During junior high school, she sang with a group known as the Wildcats. One of her later groups was Captain Phil McGee & the Hottennazz. She is featured on Wild Women, a cassette released in 1996 that features several members of her backing band, drummer Tom Lonardo, and saxophonist Jim Spake, as well as Scott Lane. Rounding out her band are the occasional trumpet of Richard Boyington and the bass of Tim Goodwin.

ON Beale Street Caravan | May 23, 2013 | 3:00 pm

Di Anne Price and Her Boyfriends

http://www.kkfi.org/wp-content/uploads/dianneprice1-wpcf_200x100.jpg

We have a special show this week as Beale Street Caravan pays tribute to one of our perennial favorites, Miss Di Anne Price. We lost Di Anne this past March after a long and courageous fight with cancer. She was a regular on our program and a powerful presence in the Memphis music scene.

In addition, we’ll begin a new series with Poppy Tooker, who will tell us about Food and Blues Music.

About the artist:

Di Anne Price was bringing home a weekly paycheck long before most people even start thinking about getting a job.

At the tender age of about four years old, she was playing the piano, first in church and later in more blues-oriented venues. Within a couple of years, she was making money at it and she recorded a tape at the age of nine. The music of vocalists like Sippie Wallace, Memphis Minnie, and Billie Holiday was calling to her even then.

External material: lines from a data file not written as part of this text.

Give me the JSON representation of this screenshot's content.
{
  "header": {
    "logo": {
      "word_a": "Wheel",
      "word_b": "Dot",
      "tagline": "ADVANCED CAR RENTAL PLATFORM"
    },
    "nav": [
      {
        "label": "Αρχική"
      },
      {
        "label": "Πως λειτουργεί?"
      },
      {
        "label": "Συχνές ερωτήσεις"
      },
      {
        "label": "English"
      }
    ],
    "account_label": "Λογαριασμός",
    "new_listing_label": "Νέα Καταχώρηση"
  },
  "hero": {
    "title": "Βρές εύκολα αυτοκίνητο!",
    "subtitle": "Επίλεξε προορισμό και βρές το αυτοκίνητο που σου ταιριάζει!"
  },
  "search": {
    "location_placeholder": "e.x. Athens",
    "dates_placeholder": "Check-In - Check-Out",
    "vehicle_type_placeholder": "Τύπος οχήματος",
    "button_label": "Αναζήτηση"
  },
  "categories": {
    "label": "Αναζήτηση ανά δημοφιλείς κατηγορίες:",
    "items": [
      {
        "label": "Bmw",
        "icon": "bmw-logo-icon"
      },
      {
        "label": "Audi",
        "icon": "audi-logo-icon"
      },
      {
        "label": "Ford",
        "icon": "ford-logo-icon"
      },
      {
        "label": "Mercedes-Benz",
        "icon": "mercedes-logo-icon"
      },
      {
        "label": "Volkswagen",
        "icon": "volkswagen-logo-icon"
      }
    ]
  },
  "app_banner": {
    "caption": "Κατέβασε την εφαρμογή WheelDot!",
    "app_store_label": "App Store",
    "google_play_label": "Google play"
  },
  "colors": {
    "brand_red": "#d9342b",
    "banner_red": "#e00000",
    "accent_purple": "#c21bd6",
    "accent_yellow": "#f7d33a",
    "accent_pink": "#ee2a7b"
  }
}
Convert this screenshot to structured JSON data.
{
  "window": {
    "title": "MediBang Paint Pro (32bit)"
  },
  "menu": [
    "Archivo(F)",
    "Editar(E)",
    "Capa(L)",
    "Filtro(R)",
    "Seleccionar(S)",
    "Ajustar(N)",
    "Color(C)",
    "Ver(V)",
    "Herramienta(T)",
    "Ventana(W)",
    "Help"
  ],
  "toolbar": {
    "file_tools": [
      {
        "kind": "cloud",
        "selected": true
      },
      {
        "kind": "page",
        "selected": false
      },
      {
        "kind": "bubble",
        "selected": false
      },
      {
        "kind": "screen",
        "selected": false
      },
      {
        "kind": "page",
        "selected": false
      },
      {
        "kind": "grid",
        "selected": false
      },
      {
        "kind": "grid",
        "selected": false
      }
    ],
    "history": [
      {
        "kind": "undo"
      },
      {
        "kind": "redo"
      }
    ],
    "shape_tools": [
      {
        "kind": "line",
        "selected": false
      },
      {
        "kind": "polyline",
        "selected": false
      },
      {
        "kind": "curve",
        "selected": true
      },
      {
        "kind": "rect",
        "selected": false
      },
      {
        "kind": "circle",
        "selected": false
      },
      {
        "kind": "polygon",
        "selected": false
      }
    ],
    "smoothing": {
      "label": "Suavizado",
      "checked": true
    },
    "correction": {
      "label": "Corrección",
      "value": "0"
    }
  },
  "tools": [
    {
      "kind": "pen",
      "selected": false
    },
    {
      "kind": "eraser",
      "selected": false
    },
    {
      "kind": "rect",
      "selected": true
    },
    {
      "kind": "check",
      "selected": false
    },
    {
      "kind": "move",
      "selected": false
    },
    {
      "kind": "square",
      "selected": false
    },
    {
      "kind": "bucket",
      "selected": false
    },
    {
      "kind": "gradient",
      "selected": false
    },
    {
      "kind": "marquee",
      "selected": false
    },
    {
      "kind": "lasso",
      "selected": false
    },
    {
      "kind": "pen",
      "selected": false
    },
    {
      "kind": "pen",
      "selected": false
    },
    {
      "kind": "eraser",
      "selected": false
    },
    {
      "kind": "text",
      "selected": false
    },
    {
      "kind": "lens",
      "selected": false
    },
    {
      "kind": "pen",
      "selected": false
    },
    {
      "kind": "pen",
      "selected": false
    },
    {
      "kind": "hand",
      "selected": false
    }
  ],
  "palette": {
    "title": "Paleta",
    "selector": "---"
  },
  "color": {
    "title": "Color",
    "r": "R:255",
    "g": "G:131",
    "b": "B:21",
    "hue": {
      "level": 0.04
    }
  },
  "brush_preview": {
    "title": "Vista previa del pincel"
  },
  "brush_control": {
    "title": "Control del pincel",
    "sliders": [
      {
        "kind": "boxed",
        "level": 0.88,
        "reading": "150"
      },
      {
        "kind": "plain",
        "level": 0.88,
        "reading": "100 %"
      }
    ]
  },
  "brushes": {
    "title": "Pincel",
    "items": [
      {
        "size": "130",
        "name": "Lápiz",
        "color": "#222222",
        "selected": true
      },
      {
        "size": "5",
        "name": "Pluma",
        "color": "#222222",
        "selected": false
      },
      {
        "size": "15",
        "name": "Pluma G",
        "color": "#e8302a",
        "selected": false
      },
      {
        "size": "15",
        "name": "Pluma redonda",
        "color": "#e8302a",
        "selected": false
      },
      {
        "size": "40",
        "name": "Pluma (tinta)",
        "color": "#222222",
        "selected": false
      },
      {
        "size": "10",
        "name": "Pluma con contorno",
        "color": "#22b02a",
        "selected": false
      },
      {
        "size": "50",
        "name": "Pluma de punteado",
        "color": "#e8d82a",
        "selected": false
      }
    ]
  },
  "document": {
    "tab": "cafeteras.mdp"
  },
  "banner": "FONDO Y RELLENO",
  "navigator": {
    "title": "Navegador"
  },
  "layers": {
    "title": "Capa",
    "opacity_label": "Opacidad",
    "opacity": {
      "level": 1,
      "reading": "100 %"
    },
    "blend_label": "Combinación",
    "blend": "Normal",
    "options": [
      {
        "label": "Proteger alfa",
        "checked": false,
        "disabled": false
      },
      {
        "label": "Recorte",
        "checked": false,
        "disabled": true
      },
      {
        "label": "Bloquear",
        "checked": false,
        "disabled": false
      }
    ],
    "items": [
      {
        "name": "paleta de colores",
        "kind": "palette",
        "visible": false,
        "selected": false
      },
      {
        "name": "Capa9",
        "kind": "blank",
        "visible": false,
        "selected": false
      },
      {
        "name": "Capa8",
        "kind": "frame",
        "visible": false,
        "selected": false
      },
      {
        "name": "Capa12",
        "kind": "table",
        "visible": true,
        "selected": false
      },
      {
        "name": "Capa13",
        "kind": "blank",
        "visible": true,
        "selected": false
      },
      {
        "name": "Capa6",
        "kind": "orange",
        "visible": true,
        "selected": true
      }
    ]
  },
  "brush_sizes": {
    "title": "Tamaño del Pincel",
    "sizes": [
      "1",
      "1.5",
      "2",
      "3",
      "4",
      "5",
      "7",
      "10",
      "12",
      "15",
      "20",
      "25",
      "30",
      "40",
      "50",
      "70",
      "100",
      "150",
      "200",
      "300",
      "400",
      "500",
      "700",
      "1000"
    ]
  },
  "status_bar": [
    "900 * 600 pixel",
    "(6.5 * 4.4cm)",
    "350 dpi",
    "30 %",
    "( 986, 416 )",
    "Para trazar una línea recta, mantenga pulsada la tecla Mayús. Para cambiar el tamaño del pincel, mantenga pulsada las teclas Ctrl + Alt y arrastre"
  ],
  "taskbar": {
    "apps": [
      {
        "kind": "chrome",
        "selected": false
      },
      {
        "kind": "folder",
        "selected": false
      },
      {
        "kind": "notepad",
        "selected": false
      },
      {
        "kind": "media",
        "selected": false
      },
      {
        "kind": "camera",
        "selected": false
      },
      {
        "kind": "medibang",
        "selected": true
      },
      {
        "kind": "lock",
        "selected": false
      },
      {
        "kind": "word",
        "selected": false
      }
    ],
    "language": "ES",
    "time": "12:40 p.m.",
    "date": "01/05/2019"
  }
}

A native of Memphis, TN, Price grew up to hold a full-time job as a nursing home’s social director, but she always kept a hand in the blues scene, frequently performing at local nightspots with the Uptown All-Stars, her backing band. Price’s parents were both very devoted to music. Her father liked to sing and play the guitar, while her mother was a lyricist. Price and her sisters all played the piano. During her childhood, her mother indulged her when it came to her desire to make music on the piano, going so far as to allow the child to leave her bed in the dark of night if she had a desire to tickle the ivories. Mother and daughter stayed up until dawn many times, playing the piano together. If it was winter and the house was cold, Price would play the piano for hours while wearing her gloves, coat, and scarf. Often, her kittens would sing along with her. It was an unconventional parenting style, but one that evidently worked for Price, considering the mark she grew up to make with her music. Price tried to expand her unconventionality into other areas of her life, sometimes with comical results. When she was still a little girl, Price hid her kittens in her pocketbook and smuggled them into church for choir practice. The kittens escaped, rooted themselves to a space under the lectern, and sang their feline hearts out while the minister tried to give his sermon without blowing a gasket.

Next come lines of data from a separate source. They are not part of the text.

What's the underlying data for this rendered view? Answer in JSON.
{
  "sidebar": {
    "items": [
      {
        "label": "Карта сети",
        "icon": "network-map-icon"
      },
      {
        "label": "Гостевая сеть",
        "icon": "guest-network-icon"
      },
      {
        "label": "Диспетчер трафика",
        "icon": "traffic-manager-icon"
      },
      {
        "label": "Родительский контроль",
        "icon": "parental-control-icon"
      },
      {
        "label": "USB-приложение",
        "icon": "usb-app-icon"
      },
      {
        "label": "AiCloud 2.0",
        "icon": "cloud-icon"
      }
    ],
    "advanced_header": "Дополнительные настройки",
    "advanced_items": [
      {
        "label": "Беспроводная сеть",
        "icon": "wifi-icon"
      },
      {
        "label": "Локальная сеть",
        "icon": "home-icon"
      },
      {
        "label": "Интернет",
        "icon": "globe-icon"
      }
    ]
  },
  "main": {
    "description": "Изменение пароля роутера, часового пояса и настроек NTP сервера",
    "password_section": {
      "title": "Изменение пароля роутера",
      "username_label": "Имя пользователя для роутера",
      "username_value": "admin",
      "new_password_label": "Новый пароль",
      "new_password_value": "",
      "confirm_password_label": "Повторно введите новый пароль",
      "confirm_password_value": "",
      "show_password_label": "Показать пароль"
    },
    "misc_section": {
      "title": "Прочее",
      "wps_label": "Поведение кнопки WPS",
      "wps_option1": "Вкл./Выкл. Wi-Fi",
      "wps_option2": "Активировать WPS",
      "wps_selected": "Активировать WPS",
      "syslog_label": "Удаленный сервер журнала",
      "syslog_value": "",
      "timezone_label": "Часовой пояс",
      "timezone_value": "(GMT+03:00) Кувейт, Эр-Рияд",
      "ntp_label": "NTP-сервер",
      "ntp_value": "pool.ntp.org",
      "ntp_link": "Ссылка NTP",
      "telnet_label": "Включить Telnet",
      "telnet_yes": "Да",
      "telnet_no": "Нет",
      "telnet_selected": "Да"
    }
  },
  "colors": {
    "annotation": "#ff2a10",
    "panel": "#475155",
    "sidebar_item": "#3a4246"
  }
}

During junior high school, she sang with a group known as the Wildcats. One of her later groups was Captain Phil McGee & the Hottennazz. She is featured on Wild Women, a cassette released in 1996 that features several members of her backing band, drummer Tom Lonardo, and saxophonist Jim Spake, as well as Scott Lane. Rounding out her band are the occasional trumpet of Richard Boyington and the bass of Tim Goodwin.

Leave a Reply

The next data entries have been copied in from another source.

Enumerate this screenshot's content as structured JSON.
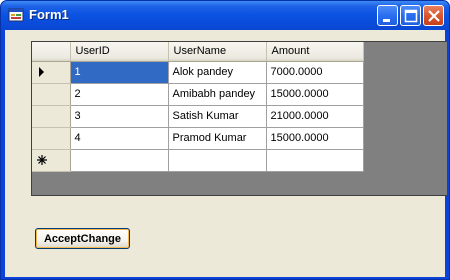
{
  "window": {
    "title": "Form1",
    "icon": "form-app-icon",
    "controls": [
      "minimize-icon",
      "maximize-icon",
      "close-icon"
    ]
  },
  "grid": {
    "columns": [
      "UserID",
      "UserName",
      "Amount"
    ],
    "rows": [
      {
        "marker": "current-row-arrow",
        "cells": [
          "1",
          "Alok pandey",
          "7000.0000"
        ]
      },
      {
        "marker": "",
        "cells": [
          "2",
          "Amibabh pandey",
          "15000.0000"
        ]
      },
      {
        "marker": "",
        "cells": [
          "3",
          "Satish Kumar",
          "21000.0000"
        ]
      },
      {
        "marker": "",
        "cells": [
          "4",
          "Pramod Kumar",
          "15000.0000"
        ]
      }
    ],
    "new_row_marker": "new-row-asterisk",
    "selected_cell": {
      "row": 0,
      "column": "UserID"
    }
  },
  "buttons": {
    "accept_change": "AcceptChange"
  }
}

Your email address will not be published. Required fields are marked *


8 + six =

You may use these HTML tags and attributes: <a href="" title=""> <abbr title=""> <acronym title=""> <b> <blockquote cite=""> <cite> <code> <del datetime=""> <em> <i> <q cite=""> <strike> <strong>